TASK OBJECTIVE:
The records below are to be copied exactly, with their pictures left out.

SOURCE MATERIAL:

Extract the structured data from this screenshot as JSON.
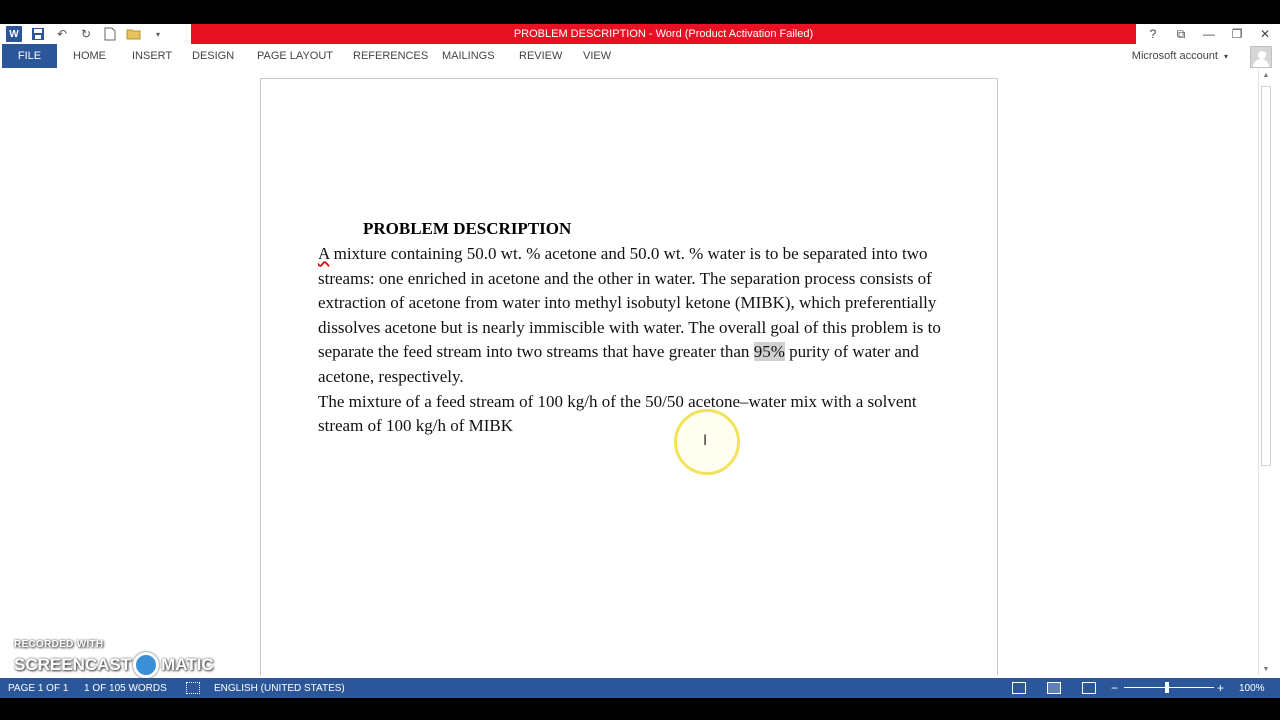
{
  "window": {
    "title": "PROBLEM DESCRIPTION -  Word (Product Activation Failed)",
    "controls": [
      "?",
      "⧉",
      "—",
      "❐",
      "✕"
    ]
  },
  "quick_access": {
    "icons": [
      "word-icon",
      "save-icon",
      "undo-icon",
      "redo-icon",
      "new-doc-icon",
      "open-icon",
      "customize-icon"
    ]
  },
  "ribbon": {
    "file": "FILE",
    "tabs": [
      "HOME",
      "INSERT",
      "DESIGN",
      "PAGE LAYOUT",
      "REFERENCES",
      "MAILINGS",
      "REVIEW",
      "VIEW"
    ],
    "account": "Microsoft account"
  },
  "document": {
    "heading": "PROBLEM DESCRIPTION",
    "para1_word_spellchecked": "A",
    "para1_before_highlight": " mixture containing 50.0 wt. % acetone and 50.0 wt. % water is to be separated into two streams: one enriched in acetone and the other in water. The separation process consists of extraction of acetone from water into methyl isobutyl ketone (MIBK), which preferentially dissolves acetone but is nearly immiscible with water. The overall goal of this problem is to separate the feed stream into two streams that have greater than ",
    "para1_highlight": "95%",
    "para1_after_highlight": " purity of water and acetone, respectively.",
    "para2": "The mixture of a feed stream of 100 kg/h of the 50/50 acetone–water mix with a solvent stream of 100 kg/h of MIBK"
  },
  "watermark": {
    "line1": "RECORDED WITH",
    "line2_left": "SCREENCAST",
    "line2_right": "MATIC"
  },
  "status": {
    "page": "PAGE 1 OF 1",
    "words": "1 OF 105 WORDS",
    "language": "ENGLISH (UNITED STATES)",
    "zoom": "100%",
    "zoom_minus": "−",
    "zoom_plus": "+"
  },
  "colors": {
    "title_bar_red": "#e81123",
    "word_blue": "#2b579a"
  }
}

EXERCISE OUTPUT:
Extract the structured data from this screenshot as JSON.
{
  "window": {
    "title": "PROBLEM DESCRIPTION -  Word (Product Activation Failed)",
    "controls": [
      "?",
      "⧉",
      "—",
      "❐",
      "✕"
    ]
  },
  "quick_access": {
    "icons": [
      "word-icon",
      "save-icon",
      "undo-icon",
      "redo-icon",
      "new-doc-icon",
      "open-icon",
      "customize-icon"
    ]
  },
  "ribbon": {
    "file": "FILE",
    "tabs": [
      "HOME",
      "INSERT",
      "DESIGN",
      "PAGE LAYOUT",
      "REFERENCES",
      "MAILINGS",
      "REVIEW",
      "VIEW"
    ],
    "account": "Microsoft account"
  },
  "document": {
    "heading": "PROBLEM DESCRIPTION",
    "para1_word_spellchecked": "A",
    "para1_before_highlight": " mixture containing 50.0 wt. % acetone and 50.0 wt. % water is to be separated into two streams: one enriched in acetone and the other in water. The separation process consists of extraction of acetone from water into methyl isobutyl ketone (MIBK), which preferentially dissolves acetone but is nearly immiscible with water. The overall goal of this problem is to separate the feed stream into two streams that have greater than ",
    "para1_highlight": "95%",
    "para1_after_highlight": " purity of water and acetone, respectively.",
    "para2": "The mixture of a feed stream of 100 kg/h of the 50/50 acetone–water mix with a solvent stream of 100 kg/h of MIBK"
  },
  "watermark": {
    "line1": "RECORDED WITH",
    "line2_left": "SCREENCAST",
    "line2_right": "MATIC"
  },
  "status": {
    "page": "PAGE 1 OF 1",
    "words": "1 OF 105 WORDS",
    "language": "ENGLISH (UNITED STATES)",
    "zoom": "100%",
    "zoom_minus": "−",
    "zoom_plus": "+"
  },
  "colors": {
    "title_bar_red": "#e81123",
    "word_blue": "#2b579a"
  }
}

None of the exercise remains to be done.